Gather the assets
The personal representative will be asked to take an inventory of the decedent’s assets. This includes collecting account statements for liquid assets, and hiring professional appraisers to determine the fair market value of illiquid assets such as real estate, art, jewelry, etc.
Settle the liabilities
Once the personal representative has an inventory of the assets, he or she will need to use the assets to satisfy any outstanding liabilities in the following order:
- Administration expenses (court costs, legal fees, appraisals, etc.)
- Funeral expenses
- Taxes (a final income tax return, and estate taxes if applicable)
- All other claims
In most cases, the personal representative will use the liquid assets (bank accounts, brokerage accounts, cash, etc.) to cover the estate’s liabilities. If there aren’t enough liquid assets, the personal representative is authorized to sell assets to cover the debts. If there are more liabilities than assets, the estate is considered insolvent, and all of the assets will be liquidated to cover as much of the liabilities as possible.
Distribute the assets
When the liabilities have been settled and the final distribution is approved by the court, the personal representative can finally transfer any remaining assets to the decedent’s beneficiaries. As long as there is a valid will, the distribution will be dictated by the decedent’s instructions. In the absence of a will, the distribution will proceed according to the laws of intestate succession.
Formal vs. informal probate
Informal probate takes place when there are no contests to the will or objections to the distribution. Informal probate allows the personal representative to manage their responsibilities with minimal court supervision, so it tends to be faster and more cost-effective. Generally speaking, informal probate proceedings can wrap up in 4 – 6 months.
If anybody contests the will or objects to any aspect of the probate process, the proceedings will shift to formal probate. With formal probate, the court will hold additional hearings to address the contests and objections, and the judge will need to supervise the personal representative’s actions. Formal probate proceedings can take up to a year or longer.
Do You Need Help with Probate Matters?
As you can see, AZ probate laws can be complex. It requires a number of steps and without the right approach, it’s easy to get lost in the details.
At JacksonWhite, we can make probate a clear, easy-to-understand process.

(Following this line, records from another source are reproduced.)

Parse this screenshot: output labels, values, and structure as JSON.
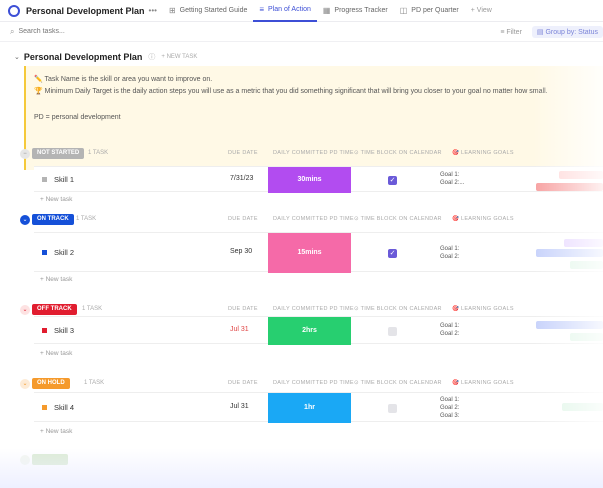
{
  "app": {
    "title": "Personal Development Plan",
    "more": "•••"
  },
  "tabs": [
    {
      "label": "Getting Started Guide",
      "icon": "⊞"
    },
    {
      "label": "Plan of Action",
      "icon": "≡"
    },
    {
      "label": "Progress Tracker",
      "icon": "▦"
    },
    {
      "label": "PD per Quarter",
      "icon": "◫"
    },
    {
      "label": "+ View",
      "icon": ""
    }
  ],
  "toolbar": {
    "search_placeholder": "Search tasks...",
    "filter": "Filter",
    "group": "Group by: Status"
  },
  "list": {
    "title": "Personal Development Plan",
    "new_task": "+ NEW TASK"
  },
  "note": {
    "line1": "✏️ Task Name is the skill or area you want to improve on.",
    "line2": "🏆 Minimum Daily Target is the daily action steps you will use as a metric that you did something significant that will bring you closer to your goal no matter how small.",
    "line3": "PD = personal development"
  },
  "columns": {
    "due": "DUE DATE",
    "daily": "DAILY COMMITTED PD TIME",
    "timeblock": "TIME BLOCK ON CALENDAR",
    "learning": "LEARNING GOALS"
  },
  "groups": [
    {
      "status": "NOT STARTED",
      "count": "1 TASK",
      "color": "#b4b4b4",
      "caret": "−",
      "task": {
        "name": "Skill 1",
        "date": "7/31/23",
        "time": "30mins",
        "time_color": "#b24cf0",
        "checked": true,
        "goal1": "Goal 1:",
        "goal2": "Goal 2:..."
      },
      "new_task": "+ New task"
    },
    {
      "status": "ON TRACK",
      "count": "1 TASK",
      "color": "#1550d8",
      "caret": "⌄",
      "task": {
        "name": "Skill 2",
        "date": "Sep 30",
        "time": "15mins",
        "time_color": "#f56aa8",
        "checked": true,
        "goal1": "Goal 1:",
        "goal2": "Goal 2:"
      },
      "new_task": "+ New task"
    },
    {
      "status": "OFF TRACK",
      "count": "1 TASK",
      "color": "#e11d2f",
      "caret": "⌄",
      "task": {
        "name": "Skill 3",
        "date": "Jul 31",
        "time": "2hrs",
        "time_color": "#27cf70",
        "checked": false,
        "goal1": "Goal 1:",
        "goal2": "Goal 2:"
      },
      "new_task": "+ New task"
    },
    {
      "status": "ON HOLD",
      "count": "1 TASK",
      "color": "#f59a2c",
      "caret": "⌄",
      "task": {
        "name": "Skill 4",
        "date": "Jul 31",
        "time": "1hr",
        "time_color": "#1aa8f5",
        "checked": false,
        "goal1": "Goal 1:",
        "goal2": "Goal 2:",
        "goal3": "Goal 3:"
      },
      "new_task": "+ New task"
    }
  ],
  "colors": {
    "accent": "#3d4fd6",
    "note_bg": "#fff9e6",
    "note_border": "#f5c93a"
  }
}
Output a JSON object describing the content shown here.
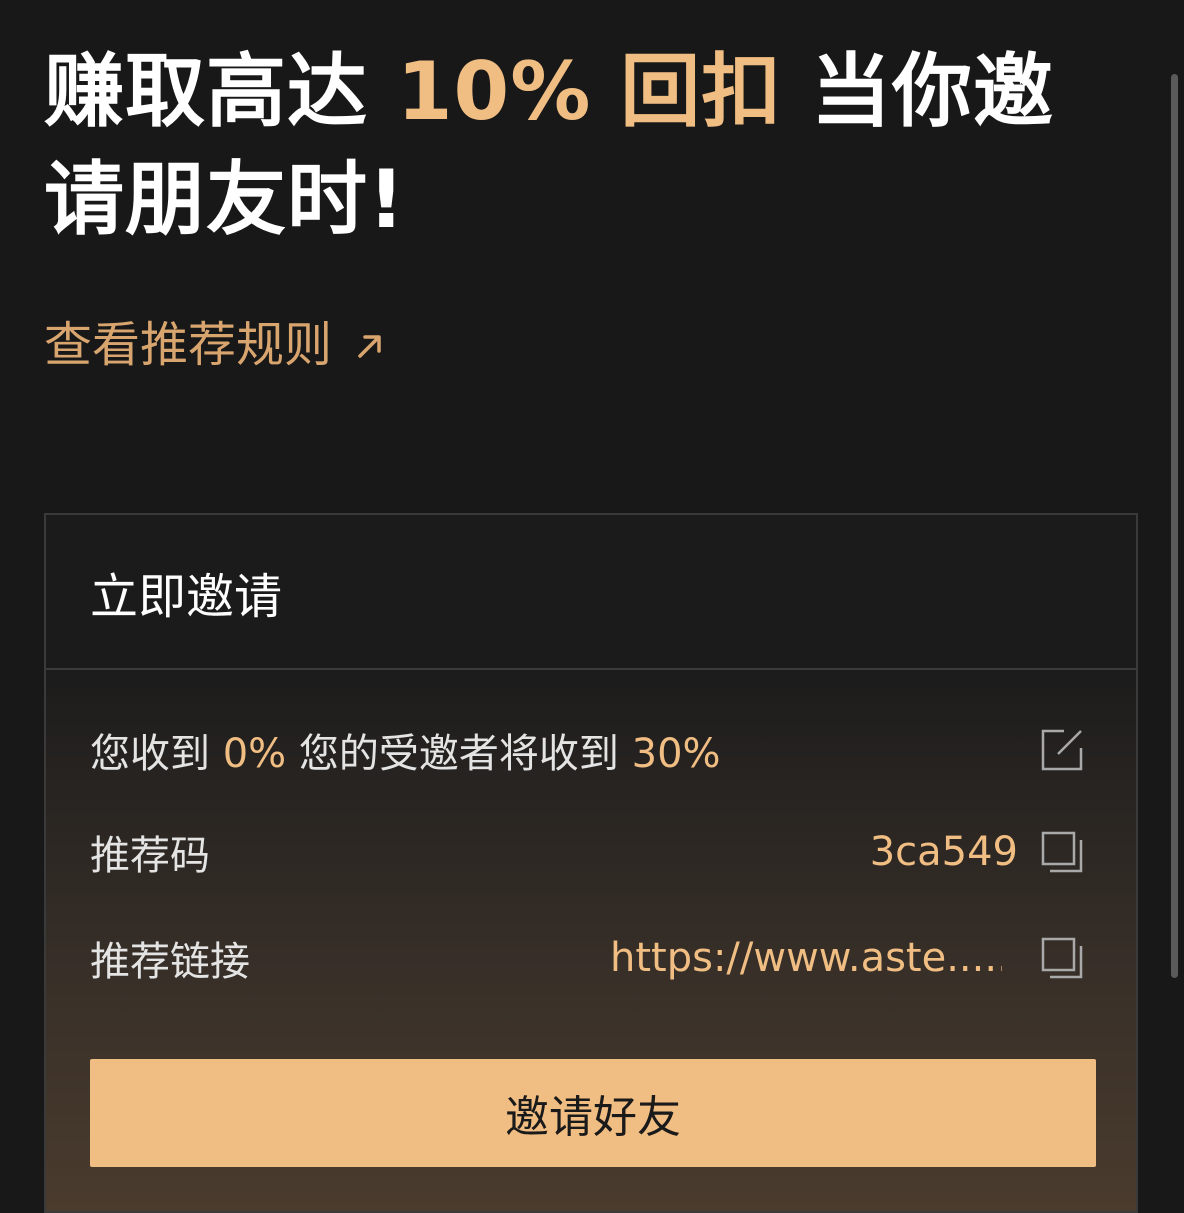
{
  "hero": {
    "title_part1": "赚取高达 ",
    "title_accent": "10% 回扣",
    "title_part2": " 当你邀请朋友时!"
  },
  "rules_link": {
    "label": "查看推荐规则",
    "icon": "arrow-up-right-icon"
  },
  "invite_card": {
    "title": "立即邀请",
    "rebate": {
      "you_receive_label": "您收到",
      "you_receive_value": "0%",
      "invitee_label": "您的受邀者将收到",
      "invitee_value": "30%",
      "icon": "edit-icon"
    },
    "referral_code": {
      "label": "推荐码",
      "value": "3ca549",
      "icon": "copy-icon"
    },
    "referral_link": {
      "label": "推荐链接",
      "value": "https://www.aste......",
      "icon": "copy-icon"
    },
    "button_label": "邀请好友"
  },
  "colors": {
    "background": "#181818",
    "accent": "#f0bd83",
    "link": "#d9a56f",
    "button_text": "#1a1a1a"
  }
}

If you’d like help with probate matters, call the talented team at JacksonWhite Law today.
We can help explain your legal options and direct you to the probate solution that works for you and your loved ones.